Today’s featured design is a poster, yes, but we’re highlighting it today because it uses a somewhat unconventional material from a website that has some definite design possibilities. Allison Carr, Social Sciences Librarian, and Talitha Matlin, STEM Librarian, both at California State University San Marcos, used Spoonflower to print their poster on fabric.
Here’s Allison discussing their design process:

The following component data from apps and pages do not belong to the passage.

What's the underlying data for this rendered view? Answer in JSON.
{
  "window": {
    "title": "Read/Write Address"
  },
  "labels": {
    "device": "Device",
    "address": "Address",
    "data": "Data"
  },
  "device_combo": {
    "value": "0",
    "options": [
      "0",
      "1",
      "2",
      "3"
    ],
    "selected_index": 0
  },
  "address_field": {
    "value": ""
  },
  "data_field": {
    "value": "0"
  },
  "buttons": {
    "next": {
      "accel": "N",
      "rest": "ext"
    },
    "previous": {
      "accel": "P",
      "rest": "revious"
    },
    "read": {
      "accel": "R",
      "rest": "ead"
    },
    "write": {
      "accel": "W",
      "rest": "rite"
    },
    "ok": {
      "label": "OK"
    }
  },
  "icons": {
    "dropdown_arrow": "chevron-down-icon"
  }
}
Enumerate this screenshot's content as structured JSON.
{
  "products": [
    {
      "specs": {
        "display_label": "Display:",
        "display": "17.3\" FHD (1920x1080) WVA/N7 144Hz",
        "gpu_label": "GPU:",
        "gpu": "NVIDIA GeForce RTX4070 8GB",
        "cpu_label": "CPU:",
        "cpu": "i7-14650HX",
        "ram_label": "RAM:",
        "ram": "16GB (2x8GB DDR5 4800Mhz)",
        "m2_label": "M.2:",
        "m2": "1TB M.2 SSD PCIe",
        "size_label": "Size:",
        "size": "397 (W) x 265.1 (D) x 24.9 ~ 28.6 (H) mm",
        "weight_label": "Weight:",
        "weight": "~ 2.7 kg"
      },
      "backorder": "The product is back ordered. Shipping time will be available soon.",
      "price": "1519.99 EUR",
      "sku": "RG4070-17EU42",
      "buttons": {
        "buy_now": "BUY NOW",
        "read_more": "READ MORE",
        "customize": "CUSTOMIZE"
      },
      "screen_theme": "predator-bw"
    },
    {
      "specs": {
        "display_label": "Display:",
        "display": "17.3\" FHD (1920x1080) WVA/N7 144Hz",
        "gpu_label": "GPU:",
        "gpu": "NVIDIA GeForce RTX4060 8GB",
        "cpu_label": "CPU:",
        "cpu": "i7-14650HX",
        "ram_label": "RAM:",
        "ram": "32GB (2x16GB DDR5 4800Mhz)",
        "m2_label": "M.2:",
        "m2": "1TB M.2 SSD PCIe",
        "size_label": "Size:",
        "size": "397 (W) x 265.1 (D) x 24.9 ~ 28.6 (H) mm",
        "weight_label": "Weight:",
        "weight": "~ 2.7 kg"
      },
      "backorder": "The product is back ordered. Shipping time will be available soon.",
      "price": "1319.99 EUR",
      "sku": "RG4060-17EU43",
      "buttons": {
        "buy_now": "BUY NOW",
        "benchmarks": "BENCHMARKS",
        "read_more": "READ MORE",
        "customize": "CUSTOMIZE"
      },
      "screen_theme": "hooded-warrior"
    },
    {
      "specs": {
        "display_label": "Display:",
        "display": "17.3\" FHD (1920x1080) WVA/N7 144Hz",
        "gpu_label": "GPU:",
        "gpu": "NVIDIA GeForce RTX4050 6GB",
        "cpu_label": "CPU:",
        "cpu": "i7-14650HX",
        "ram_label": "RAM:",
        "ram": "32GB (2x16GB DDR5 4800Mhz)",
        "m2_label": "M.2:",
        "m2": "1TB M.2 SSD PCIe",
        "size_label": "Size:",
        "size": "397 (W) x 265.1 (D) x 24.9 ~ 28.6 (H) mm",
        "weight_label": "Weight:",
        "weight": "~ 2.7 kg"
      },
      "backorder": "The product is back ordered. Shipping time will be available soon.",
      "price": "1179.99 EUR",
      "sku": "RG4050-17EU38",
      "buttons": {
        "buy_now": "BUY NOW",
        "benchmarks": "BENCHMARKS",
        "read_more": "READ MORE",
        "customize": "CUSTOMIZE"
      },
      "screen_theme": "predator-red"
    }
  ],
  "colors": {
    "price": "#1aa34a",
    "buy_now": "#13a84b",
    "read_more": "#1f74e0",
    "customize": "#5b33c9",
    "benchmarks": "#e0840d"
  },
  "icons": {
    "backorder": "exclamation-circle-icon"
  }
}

My default design style is minimal, which is reflected in the font selection, white space and few colors. I tend towards calming colors; we’ve used muted blues and greens for similar topics in the past and wanted to stick with these colors for our current poster. While I started with a solid white background, I ended up with a subtle pattern for visual interest. The two silhouettes represented the two of us in our process of critical reflection. We also wanted it to be easily read from further away to allow for more people to see the main points as they wandered through the exhibit hall. This meant we had to cut much of our original text to ensure that the font size could be as large as possible.Lastly, while you can’t tell from the PDF, we had our poster printed on fabric through Spoonflower. We wanted it to be easily transportable, but were unsure about the clarity and crispness of the final printing. Many of our design decisions were made with this in mind. They had suggested specifications for size and file format (Powerpoint to PDF), which we followed. In the end, the printing of the poster on fabric was the same, if not better, quality of a paper poster and we were thrilled with how it turned out.